When Presidential hopeful Democratic Senator Elizabeth Warren called for the breakup of U.S. technology companies Google, Apple, and Amazon recently, she was right to do so. At an appearance at South by Southwest last week, the Massachusettes politician laid out how she would dismantle the tech giants if elected. What follows
A report by Andrew Sheivachman at Skift called my attention to this controversial proposal by Senator Warren. The Skift author’s major concern if Sen. Warren’s plan were to go through, seems to be whether or not platform users can get free apps or not, and how new legislation would affect the travel industry. Sheuvachman cites two effects the senator’s reform would have:
“First, it would prevent online platforms from selling their own products on their digital marketplaces. No more Amazon Basics diapers undercutting Pampers, for instance, or iMovie for sale on the App Store.”
The Skift author’s second concern/observation revolves around Warren’s mandate for breaking up the unfair competition and monopolistic acquisition tactics the technology giants currently deploy. The Skift article frames all the arguments for and against such regulation correctly. However, the Skift piece leaves off the fact that Google and these other companies are already virtual monopolies. The report ends with a tip of the hat to mighty Google and Amazon, companies Sheuvachman says “needn’t worry” because Warren’s legislation is years away. The Daily Beast takes another track. Gideon
“Beyond the overtures from GOP lawmakers and top Trump advisers, elements of the online right also cheered on Warren’s call to break up the tech giants. On “The Donald,” the leading pro-Trump forum on Reddit, posters praised the senator’s proposal—in part because they expected that it would alienate Democrats from wealthy Silicon Valley donors.”
With the election just over the horizon, Skift’s expert has failed to point out the obvious. The big tech boys have made very powerful enemies of competitors and among the people. Anyone on the streets of smalltown USA knows Google and Amazon have monopolized their respective digital realms, many lost their jobs because of this. People are just scared and tired of Google and other companies. The Daily Beast story frame it with:
“Hot points have included the banning of right-wing provocateurs and a short-lived Twitter prohibition on a campaign ad from then-Rep. Marsha Blackburn (R-TN). Last year, pro-Trump commentators “Diamond & Silk” appeared at a congressional hearing to allege that Facebook was “shadow-banning
” conservativeson social media to reduce their visibility.”
I have been “shadow-banned” and I don’t like it. The point being, big tech has alienated, marginalized, or made outright enemies out of millions of their constituents. Not Senator Warren and other politicians will leverage this ultra-powerful situation to create a virally impactful partisan following. And this is good for 100 reasons. In addition, with Warren as a potential opponent to current President Donald Trump’s re-election, this issue may be one of the galvanizing issues for public opinion in the coming months. This Forbes story by Brittain Ladd frames the situation:

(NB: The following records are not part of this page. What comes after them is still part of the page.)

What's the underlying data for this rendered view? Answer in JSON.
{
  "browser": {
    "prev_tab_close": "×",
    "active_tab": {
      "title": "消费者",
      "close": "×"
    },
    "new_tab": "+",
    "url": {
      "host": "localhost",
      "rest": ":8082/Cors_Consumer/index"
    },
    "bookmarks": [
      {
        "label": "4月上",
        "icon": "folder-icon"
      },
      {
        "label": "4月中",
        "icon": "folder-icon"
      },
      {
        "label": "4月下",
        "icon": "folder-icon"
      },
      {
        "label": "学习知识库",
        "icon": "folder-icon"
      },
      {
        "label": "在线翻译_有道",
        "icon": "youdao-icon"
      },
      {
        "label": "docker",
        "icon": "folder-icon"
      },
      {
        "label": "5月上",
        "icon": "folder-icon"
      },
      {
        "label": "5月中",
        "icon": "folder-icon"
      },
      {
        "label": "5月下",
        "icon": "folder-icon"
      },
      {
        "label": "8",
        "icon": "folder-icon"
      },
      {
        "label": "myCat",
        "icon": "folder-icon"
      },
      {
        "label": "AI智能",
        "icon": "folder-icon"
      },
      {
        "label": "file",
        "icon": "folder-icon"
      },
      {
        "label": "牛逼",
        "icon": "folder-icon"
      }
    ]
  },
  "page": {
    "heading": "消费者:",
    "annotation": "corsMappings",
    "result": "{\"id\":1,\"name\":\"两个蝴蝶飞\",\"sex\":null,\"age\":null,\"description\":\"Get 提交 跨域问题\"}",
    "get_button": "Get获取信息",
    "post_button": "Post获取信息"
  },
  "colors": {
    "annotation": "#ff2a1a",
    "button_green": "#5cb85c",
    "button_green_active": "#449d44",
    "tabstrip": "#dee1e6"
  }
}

” U.S. President Donald Trump has been very vocal in his criticism of Amazon. Trump recently insinuated in a Tweet that Amazon has a “huge antitrust problem”. If Trump is reelected, it is plausible that Trump will pressure Congress and the Supreme Court to double down in evaluating options for introducing new laws or changing existing laws that could force Amazon to break up. Due to the growing number of voices in business and lower courts raising objections to Amazon’s rate of growth and market share, Congress and the Supreme Court won’t be able to avoid Amazon as a topic of discussion and review. ”

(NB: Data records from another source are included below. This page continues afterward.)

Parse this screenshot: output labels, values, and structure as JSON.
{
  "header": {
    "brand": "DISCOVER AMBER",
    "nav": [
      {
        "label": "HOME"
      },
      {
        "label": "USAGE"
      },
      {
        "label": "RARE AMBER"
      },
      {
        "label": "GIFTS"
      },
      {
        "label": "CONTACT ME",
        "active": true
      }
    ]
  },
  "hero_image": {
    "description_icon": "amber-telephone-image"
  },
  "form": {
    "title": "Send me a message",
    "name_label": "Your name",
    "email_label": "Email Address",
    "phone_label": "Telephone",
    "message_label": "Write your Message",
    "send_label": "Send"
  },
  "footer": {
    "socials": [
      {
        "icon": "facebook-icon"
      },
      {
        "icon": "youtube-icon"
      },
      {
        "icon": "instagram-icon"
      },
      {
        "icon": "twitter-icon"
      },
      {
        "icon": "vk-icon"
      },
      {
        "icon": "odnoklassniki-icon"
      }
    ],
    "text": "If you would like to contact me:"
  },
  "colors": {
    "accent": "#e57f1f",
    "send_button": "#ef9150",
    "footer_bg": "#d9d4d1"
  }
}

Whether or not the “antitrust” trend is a political football or a genuine push-back against monopolistic capitalism, the technocrats that have been leveraging every business space must pay attention now. Creating massive wealth and control in the travel space, for instance, is going to have a reverberating effect once smaller businesses and the traveling public catch on. The “lure” of cheaper and easier bookings, for instance, will end up in a diminished experience and real value for customers.
The objective of monopolies is to destroy competition to gain control – and this is the state of travel at this moment. Look at the top travel companies and their relative earnings positions. Expedia and Priceline earn ($120 billion) almost 4 times more than their next closest competitor, American Express Global Business Travel (about $30 billion). I for one say, it’s time for some trust-busting action to level the playing field.